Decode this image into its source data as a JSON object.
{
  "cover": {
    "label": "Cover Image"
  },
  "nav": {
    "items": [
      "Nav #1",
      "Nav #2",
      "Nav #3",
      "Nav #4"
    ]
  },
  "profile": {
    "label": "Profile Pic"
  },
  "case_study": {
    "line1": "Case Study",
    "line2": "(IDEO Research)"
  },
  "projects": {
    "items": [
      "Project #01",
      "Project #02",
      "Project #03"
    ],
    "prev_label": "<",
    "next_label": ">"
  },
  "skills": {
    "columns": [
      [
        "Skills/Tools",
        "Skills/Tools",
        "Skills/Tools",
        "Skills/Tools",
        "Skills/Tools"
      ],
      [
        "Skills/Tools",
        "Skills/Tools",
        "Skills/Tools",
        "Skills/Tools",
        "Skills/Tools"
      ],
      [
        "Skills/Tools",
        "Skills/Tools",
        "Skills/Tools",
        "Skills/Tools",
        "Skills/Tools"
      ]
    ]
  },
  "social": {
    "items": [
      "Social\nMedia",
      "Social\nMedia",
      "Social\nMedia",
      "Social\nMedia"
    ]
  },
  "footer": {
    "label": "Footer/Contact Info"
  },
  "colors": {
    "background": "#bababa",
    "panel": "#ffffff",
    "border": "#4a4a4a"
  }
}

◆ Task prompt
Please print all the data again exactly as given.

◆ Reply to the task
Decode this image into its source data as a JSON object.
{
  "cover": {
    "label": "Cover Image"
  },
  "nav": {
    "items": [
      "Nav #1",
      "Nav #2",
      "Nav #3",
      "Nav #4"
    ]
  },
  "profile": {
    "label": "Profile Pic"
  },
  "case_study": {
    "line1": "Case Study",
    "line2": "(IDEO Research)"
  },
  "projects": {
    "items": [
      "Project #01",
      "Project #02",
      "Project #03"
    ],
    "prev_label": "<",
    "next_label": ">"
  },
  "skills": {
    "columns": [
      [
        "Skills/Tools",
        "Skills/Tools",
        "Skills/Tools",
        "Skills/Tools",
        "Skills/Tools"
      ],
      [
        "Skills/Tools",
        "Skills/Tools",
        "Skills/Tools",
        "Skills/Tools",
        "Skills/Tools"
      ],
      [
        "Skills/Tools",
        "Skills/Tools",
        "Skills/Tools",
        "Skills/Tools",
        "Skills/Tools"
      ]
    ]
  },
  "social": {
    "items": [
      "Social\nMedia",
      "Social\nMedia",
      "Social\nMedia",
      "Social\nMedia"
    ]
  },
  "footer": {
    "label": "Footer/Contact Info"
  },
  "colors": {
    "background": "#bababa",
    "panel": "#ffffff",
    "border": "#4a4a4a"
  }
}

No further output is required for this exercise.